Work request = Find how many lines in the data below include the word "screenshot", then write only that number.

Website and app data records =

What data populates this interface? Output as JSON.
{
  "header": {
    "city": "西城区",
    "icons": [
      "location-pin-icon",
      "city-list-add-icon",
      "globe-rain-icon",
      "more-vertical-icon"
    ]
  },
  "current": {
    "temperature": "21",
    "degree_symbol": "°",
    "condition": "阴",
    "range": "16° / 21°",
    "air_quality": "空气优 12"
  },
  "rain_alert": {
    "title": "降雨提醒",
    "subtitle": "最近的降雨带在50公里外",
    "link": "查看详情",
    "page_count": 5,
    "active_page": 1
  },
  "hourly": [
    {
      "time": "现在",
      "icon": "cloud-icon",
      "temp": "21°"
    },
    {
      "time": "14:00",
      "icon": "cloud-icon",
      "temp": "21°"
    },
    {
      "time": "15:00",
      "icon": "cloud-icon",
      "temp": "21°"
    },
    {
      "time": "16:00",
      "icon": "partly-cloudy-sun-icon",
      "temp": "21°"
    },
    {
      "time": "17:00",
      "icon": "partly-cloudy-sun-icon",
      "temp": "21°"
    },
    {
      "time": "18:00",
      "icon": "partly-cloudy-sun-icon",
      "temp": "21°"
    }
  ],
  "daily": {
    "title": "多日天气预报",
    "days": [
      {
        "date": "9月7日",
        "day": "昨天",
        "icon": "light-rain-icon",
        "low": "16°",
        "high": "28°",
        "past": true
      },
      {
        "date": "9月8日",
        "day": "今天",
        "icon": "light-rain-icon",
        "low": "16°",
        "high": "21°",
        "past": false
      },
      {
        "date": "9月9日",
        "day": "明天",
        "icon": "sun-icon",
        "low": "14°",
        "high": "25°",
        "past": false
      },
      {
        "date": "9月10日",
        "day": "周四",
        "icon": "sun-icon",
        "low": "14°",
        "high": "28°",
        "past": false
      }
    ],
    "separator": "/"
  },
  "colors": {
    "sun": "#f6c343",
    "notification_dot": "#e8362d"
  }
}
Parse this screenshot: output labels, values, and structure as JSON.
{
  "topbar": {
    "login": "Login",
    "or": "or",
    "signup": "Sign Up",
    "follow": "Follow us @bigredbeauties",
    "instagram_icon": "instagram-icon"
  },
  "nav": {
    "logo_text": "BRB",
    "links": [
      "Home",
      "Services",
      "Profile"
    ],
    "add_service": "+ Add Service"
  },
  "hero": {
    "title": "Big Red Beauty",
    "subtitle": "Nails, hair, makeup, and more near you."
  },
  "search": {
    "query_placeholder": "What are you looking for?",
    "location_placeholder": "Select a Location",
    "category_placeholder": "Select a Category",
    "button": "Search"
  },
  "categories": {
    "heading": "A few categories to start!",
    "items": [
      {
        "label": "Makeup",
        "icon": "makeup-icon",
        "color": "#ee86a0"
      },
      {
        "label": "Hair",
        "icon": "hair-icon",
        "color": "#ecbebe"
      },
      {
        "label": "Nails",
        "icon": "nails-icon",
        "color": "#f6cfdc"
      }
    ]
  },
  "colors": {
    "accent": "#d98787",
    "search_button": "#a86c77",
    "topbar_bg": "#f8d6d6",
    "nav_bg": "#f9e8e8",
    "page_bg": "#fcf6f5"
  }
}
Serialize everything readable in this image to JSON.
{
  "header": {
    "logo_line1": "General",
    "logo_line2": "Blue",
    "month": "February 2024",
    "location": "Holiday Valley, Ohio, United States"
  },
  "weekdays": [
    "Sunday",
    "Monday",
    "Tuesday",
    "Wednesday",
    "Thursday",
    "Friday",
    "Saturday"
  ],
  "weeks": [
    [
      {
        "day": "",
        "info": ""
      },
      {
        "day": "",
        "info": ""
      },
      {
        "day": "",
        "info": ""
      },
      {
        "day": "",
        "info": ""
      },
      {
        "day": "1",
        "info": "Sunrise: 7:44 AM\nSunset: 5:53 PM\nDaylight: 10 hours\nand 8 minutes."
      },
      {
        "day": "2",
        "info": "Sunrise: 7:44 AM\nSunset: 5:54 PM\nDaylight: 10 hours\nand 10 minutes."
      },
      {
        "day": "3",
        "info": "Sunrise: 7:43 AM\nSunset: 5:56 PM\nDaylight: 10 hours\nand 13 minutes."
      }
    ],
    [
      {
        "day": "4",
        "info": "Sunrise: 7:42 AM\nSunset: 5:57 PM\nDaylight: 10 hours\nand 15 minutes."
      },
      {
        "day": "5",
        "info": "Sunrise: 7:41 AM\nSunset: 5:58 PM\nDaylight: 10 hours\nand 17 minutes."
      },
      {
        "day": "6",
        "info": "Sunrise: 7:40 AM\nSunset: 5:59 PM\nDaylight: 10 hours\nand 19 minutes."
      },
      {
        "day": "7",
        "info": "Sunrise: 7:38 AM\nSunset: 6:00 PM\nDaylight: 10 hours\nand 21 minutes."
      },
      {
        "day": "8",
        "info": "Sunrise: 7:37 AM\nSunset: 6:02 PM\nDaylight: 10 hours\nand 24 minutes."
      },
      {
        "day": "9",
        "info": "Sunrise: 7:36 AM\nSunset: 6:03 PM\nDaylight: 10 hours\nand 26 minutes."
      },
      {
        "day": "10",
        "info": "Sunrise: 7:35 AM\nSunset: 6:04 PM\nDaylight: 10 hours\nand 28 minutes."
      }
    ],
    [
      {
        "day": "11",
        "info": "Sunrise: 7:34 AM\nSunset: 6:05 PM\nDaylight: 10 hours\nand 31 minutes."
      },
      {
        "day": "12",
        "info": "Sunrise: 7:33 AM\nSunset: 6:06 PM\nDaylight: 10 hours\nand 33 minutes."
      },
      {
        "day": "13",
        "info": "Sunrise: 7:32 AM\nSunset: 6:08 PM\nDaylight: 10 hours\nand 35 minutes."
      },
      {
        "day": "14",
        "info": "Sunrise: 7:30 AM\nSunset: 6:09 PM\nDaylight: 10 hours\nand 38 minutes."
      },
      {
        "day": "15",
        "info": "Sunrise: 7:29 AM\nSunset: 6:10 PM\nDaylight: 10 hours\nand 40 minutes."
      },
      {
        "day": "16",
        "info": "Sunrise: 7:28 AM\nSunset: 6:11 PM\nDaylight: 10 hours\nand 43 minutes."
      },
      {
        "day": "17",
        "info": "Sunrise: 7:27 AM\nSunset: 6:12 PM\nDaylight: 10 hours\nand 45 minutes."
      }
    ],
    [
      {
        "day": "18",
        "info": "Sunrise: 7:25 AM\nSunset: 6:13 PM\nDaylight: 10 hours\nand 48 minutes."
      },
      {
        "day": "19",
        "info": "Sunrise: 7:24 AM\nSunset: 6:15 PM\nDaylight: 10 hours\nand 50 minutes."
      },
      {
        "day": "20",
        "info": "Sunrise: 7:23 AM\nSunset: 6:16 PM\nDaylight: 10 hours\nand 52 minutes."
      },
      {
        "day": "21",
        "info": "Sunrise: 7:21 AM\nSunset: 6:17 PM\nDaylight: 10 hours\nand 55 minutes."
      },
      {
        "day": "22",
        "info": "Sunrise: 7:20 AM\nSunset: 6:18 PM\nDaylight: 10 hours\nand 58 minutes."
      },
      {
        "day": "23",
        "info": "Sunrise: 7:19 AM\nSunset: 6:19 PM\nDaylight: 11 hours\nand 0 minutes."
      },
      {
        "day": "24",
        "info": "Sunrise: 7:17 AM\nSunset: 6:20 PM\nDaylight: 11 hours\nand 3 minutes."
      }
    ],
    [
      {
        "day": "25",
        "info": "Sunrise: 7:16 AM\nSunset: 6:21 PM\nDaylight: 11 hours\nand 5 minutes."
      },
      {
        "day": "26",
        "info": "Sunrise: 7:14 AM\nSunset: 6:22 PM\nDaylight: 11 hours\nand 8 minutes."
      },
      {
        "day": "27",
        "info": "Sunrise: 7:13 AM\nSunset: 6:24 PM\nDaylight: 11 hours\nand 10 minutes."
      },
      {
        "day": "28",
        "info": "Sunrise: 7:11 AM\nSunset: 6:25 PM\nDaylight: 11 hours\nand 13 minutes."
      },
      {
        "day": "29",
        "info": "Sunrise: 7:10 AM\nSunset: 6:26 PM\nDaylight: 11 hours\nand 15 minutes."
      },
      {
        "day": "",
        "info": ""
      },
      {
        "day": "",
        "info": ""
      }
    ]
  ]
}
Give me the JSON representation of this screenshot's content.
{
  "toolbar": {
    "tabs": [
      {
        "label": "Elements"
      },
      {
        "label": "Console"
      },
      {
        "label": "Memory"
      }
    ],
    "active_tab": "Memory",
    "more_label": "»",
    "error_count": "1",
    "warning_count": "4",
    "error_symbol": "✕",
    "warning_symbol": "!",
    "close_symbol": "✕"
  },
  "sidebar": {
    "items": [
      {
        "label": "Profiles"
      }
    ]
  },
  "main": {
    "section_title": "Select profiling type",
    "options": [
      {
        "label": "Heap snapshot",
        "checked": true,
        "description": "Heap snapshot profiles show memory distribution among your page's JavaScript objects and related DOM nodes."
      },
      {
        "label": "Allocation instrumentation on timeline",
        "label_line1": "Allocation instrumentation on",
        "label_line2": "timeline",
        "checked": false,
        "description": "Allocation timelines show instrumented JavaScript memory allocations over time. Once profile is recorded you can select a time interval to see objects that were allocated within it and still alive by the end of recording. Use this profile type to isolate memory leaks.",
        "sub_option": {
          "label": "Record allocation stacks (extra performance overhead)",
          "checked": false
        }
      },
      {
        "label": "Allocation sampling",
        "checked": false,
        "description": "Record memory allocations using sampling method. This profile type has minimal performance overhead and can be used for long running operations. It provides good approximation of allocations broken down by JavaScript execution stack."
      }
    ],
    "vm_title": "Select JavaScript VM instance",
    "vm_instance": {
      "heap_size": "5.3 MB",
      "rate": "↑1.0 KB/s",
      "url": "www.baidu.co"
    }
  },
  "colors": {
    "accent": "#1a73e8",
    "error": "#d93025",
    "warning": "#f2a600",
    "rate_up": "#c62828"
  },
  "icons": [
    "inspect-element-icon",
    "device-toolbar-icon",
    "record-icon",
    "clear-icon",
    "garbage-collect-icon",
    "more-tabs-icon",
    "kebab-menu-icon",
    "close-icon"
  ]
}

Exercise output = 2